_Exercise description_: Images embedded in the records are excluded; print everything else exactly as given.

_Study material_:
# # # # # # #

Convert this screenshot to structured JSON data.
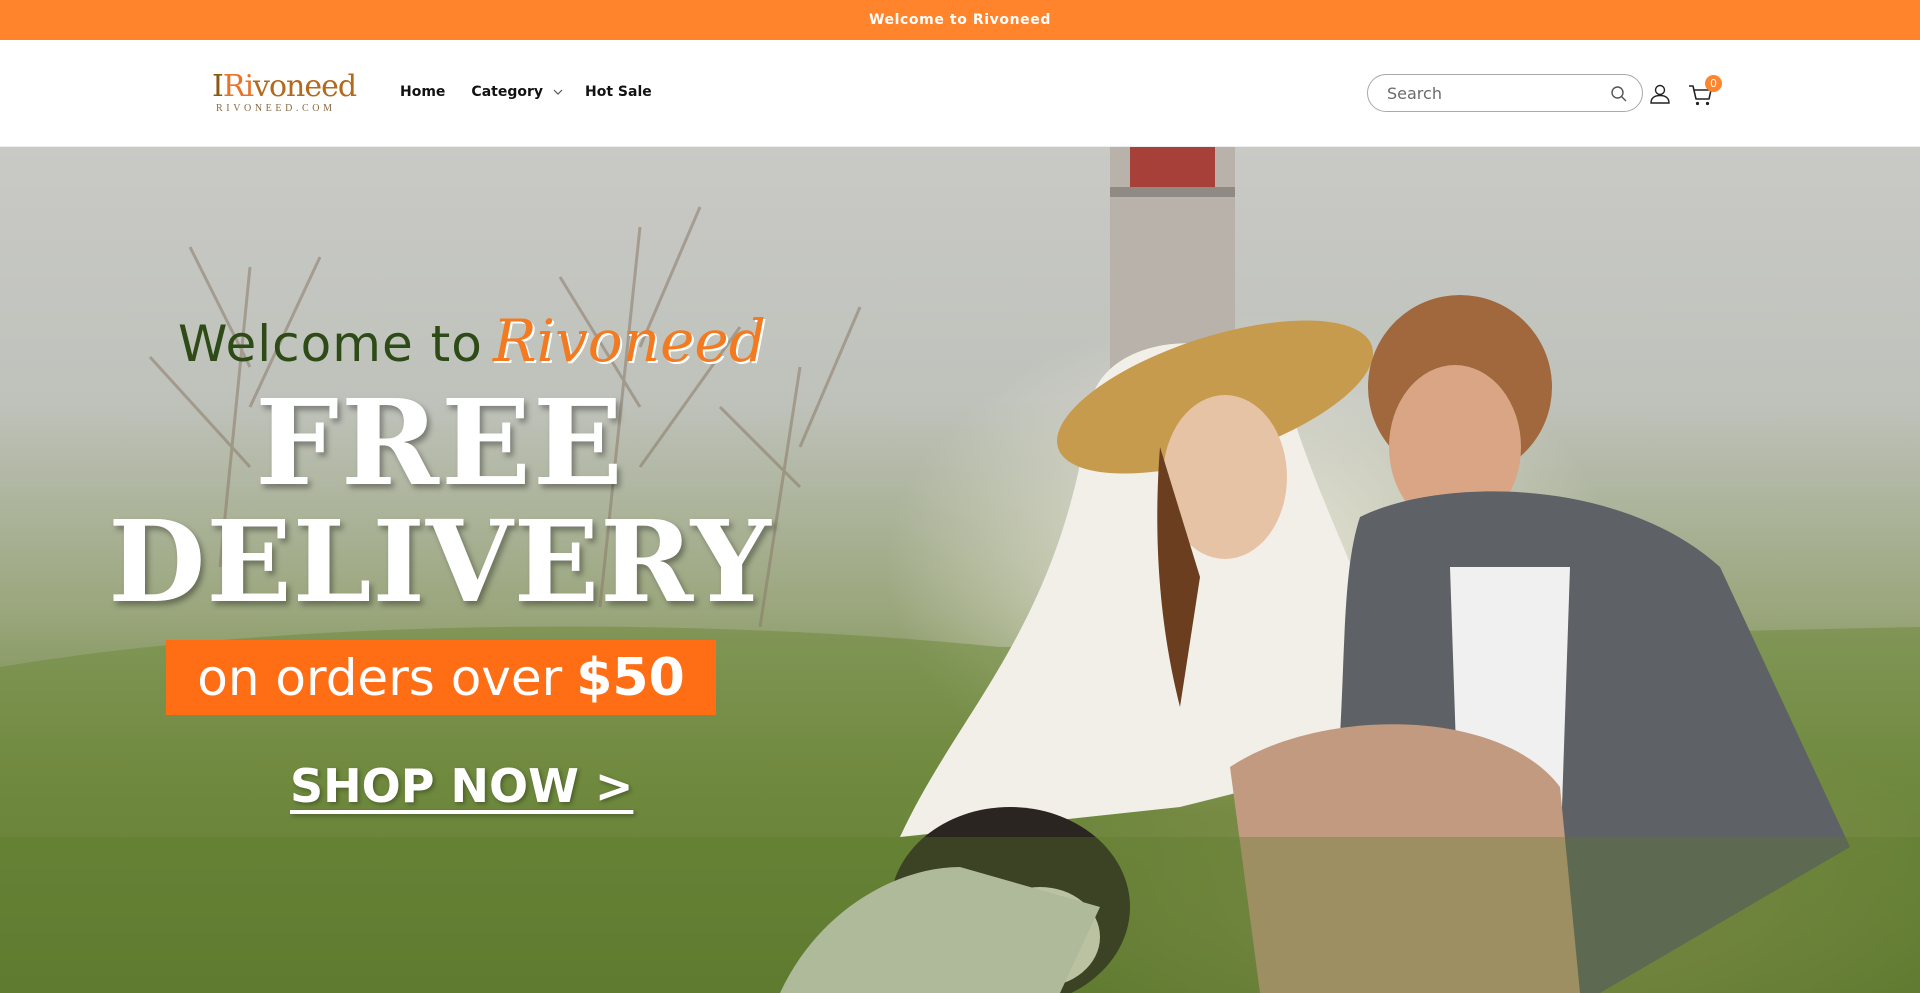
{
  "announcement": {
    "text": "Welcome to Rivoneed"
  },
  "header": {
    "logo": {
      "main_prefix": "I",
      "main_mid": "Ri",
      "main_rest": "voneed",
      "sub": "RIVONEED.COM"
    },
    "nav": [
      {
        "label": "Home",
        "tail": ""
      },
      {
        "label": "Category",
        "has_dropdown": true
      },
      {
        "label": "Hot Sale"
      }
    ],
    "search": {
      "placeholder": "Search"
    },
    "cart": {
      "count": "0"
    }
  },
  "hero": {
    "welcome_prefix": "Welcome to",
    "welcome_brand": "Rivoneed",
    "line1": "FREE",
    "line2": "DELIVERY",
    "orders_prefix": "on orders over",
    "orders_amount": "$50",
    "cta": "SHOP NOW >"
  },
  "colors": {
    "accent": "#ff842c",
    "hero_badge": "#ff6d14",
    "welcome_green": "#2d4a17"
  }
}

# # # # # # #

_Exercise answer_:
Convert this screenshot to structured JSON data.
{
  "announcement": {
    "text": "Welcome to Rivoneed"
  },
  "header": {
    "logo": {
      "main_prefix": "I",
      "main_mid": "Ri",
      "main_rest": "voneed",
      "sub": "RIVONEED.COM"
    },
    "nav": [
      {
        "label": "Home",
        "tail": ""
      },
      {
        "label": "Category",
        "has_dropdown": true
      },
      {
        "label": "Hot Sale"
      }
    ],
    "search": {
      "placeholder": "Search"
    },
    "cart": {
      "count": "0"
    }
  },
  "hero": {
    "welcome_prefix": "Welcome to",
    "welcome_brand": "Rivoneed",
    "line1": "FREE",
    "line2": "DELIVERY",
    "orders_prefix": "on orders over",
    "orders_amount": "$50",
    "cta": "SHOP NOW >"
  },
  "colors": {
    "accent": "#ff842c",
    "hero_badge": "#ff6d14",
    "welcome_green": "#2d4a17"
  }
}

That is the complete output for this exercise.